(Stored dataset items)

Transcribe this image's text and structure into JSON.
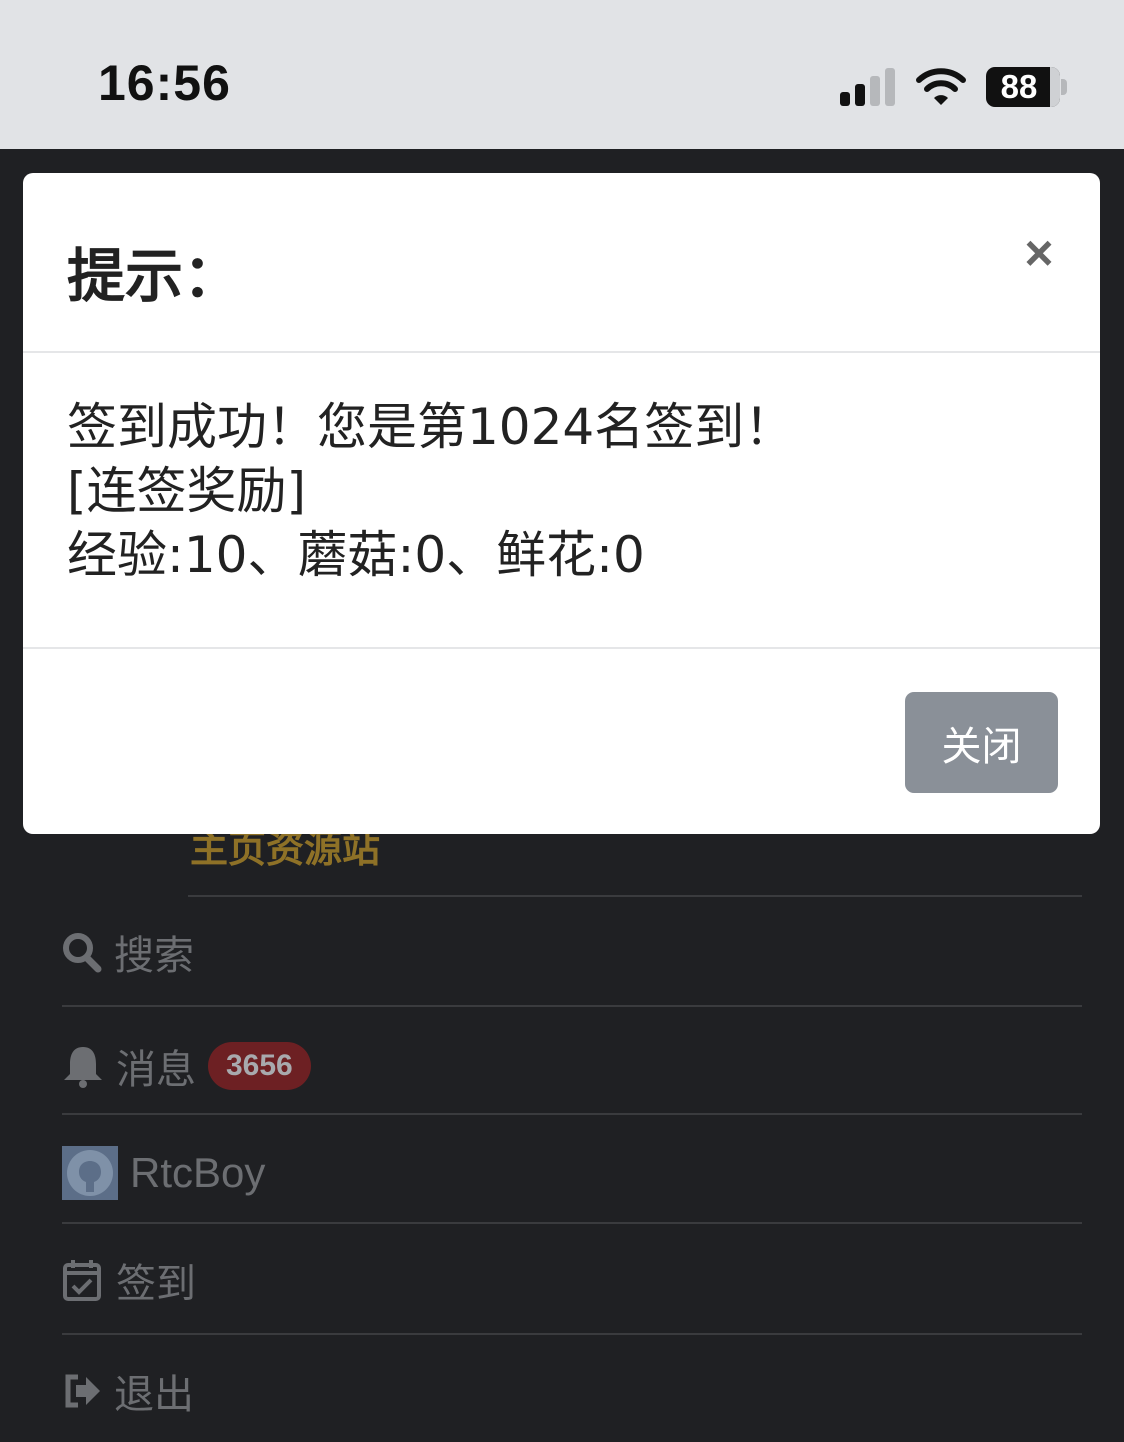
{
  "status_bar": {
    "time": "16:56",
    "battery": "88",
    "icons": [
      "cellular-signal-icon",
      "wifi-icon",
      "battery-icon"
    ]
  },
  "menu": {
    "partial_link": "主页资源站",
    "search_label": "搜索",
    "messages_label": "消息",
    "messages_count": "3656",
    "user_name": "RtcBoy",
    "checkin_label": "签到",
    "logout_label": "退出"
  },
  "modal": {
    "title": "提示：",
    "close_symbol": "×",
    "body_line1": "签到成功！您是第1024名签到！",
    "body_line2": "[连签奖励]",
    "body_line3": "经验:10、蘑菇:0、鲜花:0",
    "close_button": "关闭"
  },
  "colors": {
    "background": "#1f2023",
    "gold_link": "#8e7127",
    "badge": "#6d2023",
    "button": "#8a9098"
  }
}
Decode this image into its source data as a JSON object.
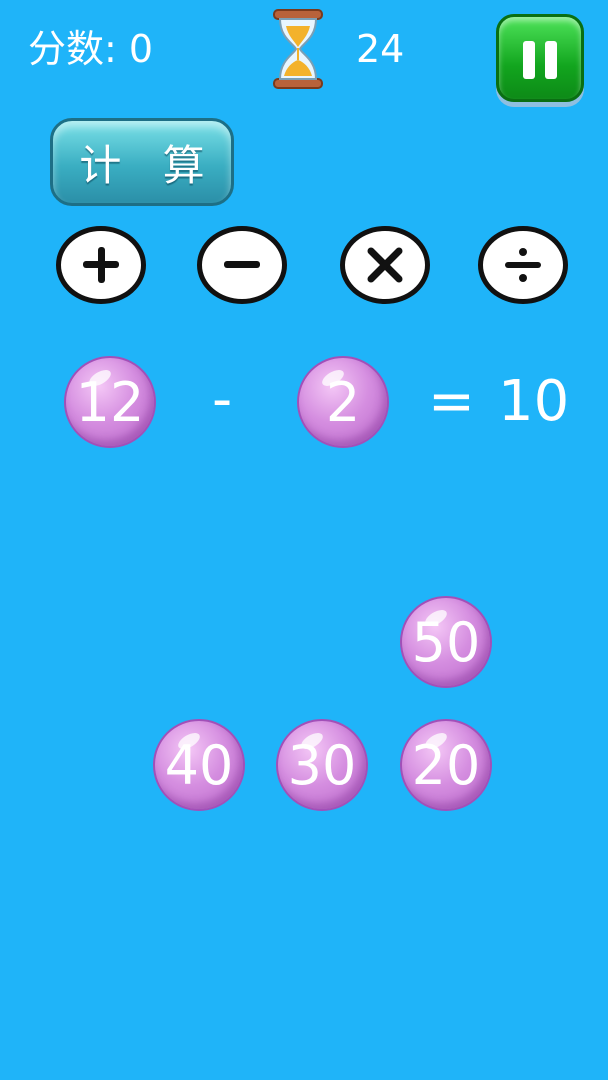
{
  "header": {
    "score_label": "分数:",
    "score_value": "0",
    "timer_value": "24",
    "hourglass_icon": "hourglass-icon",
    "pause_icon": "pause-icon"
  },
  "compute_button": {
    "label": "计 算"
  },
  "operators": [
    {
      "symbol": "+",
      "icon": "plus-icon"
    },
    {
      "symbol": "−",
      "icon": "minus-icon"
    },
    {
      "symbol": "×",
      "icon": "multiply-icon"
    },
    {
      "symbol": "÷",
      "icon": "divide-icon"
    }
  ],
  "equation": {
    "left_operand": "12",
    "operator": "-",
    "right_operand": "2",
    "equals": "=",
    "result": "10"
  },
  "number_bubbles": [
    "50",
    "40",
    "30",
    "20"
  ],
  "colors": {
    "background": "#1fb4f9",
    "bubble": "#d58ee0",
    "pause_button": "#12a51e",
    "compute_button": "#3aaec2"
  }
}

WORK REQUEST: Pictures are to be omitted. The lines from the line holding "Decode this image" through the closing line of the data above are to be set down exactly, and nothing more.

SOLUTION TO THIS TASK:
Decode this image into its source data as a JSON object.
{
  "header": {
    "score_label": "分数:",
    "score_value": "0",
    "timer_value": "24",
    "hourglass_icon": "hourglass-icon",
    "pause_icon": "pause-icon"
  },
  "compute_button": {
    "label": "计 算"
  },
  "operators": [
    {
      "symbol": "+",
      "icon": "plus-icon"
    },
    {
      "symbol": "−",
      "icon": "minus-icon"
    },
    {
      "symbol": "×",
      "icon": "multiply-icon"
    },
    {
      "symbol": "÷",
      "icon": "divide-icon"
    }
  ],
  "equation": {
    "left_operand": "12",
    "operator": "-",
    "right_operand": "2",
    "equals": "=",
    "result": "10"
  },
  "number_bubbles": [
    "50",
    "40",
    "30",
    "20"
  ],
  "colors": {
    "background": "#1fb4f9",
    "bubble": "#d58ee0",
    "pause_button": "#12a51e",
    "compute_button": "#3aaec2"
  }
}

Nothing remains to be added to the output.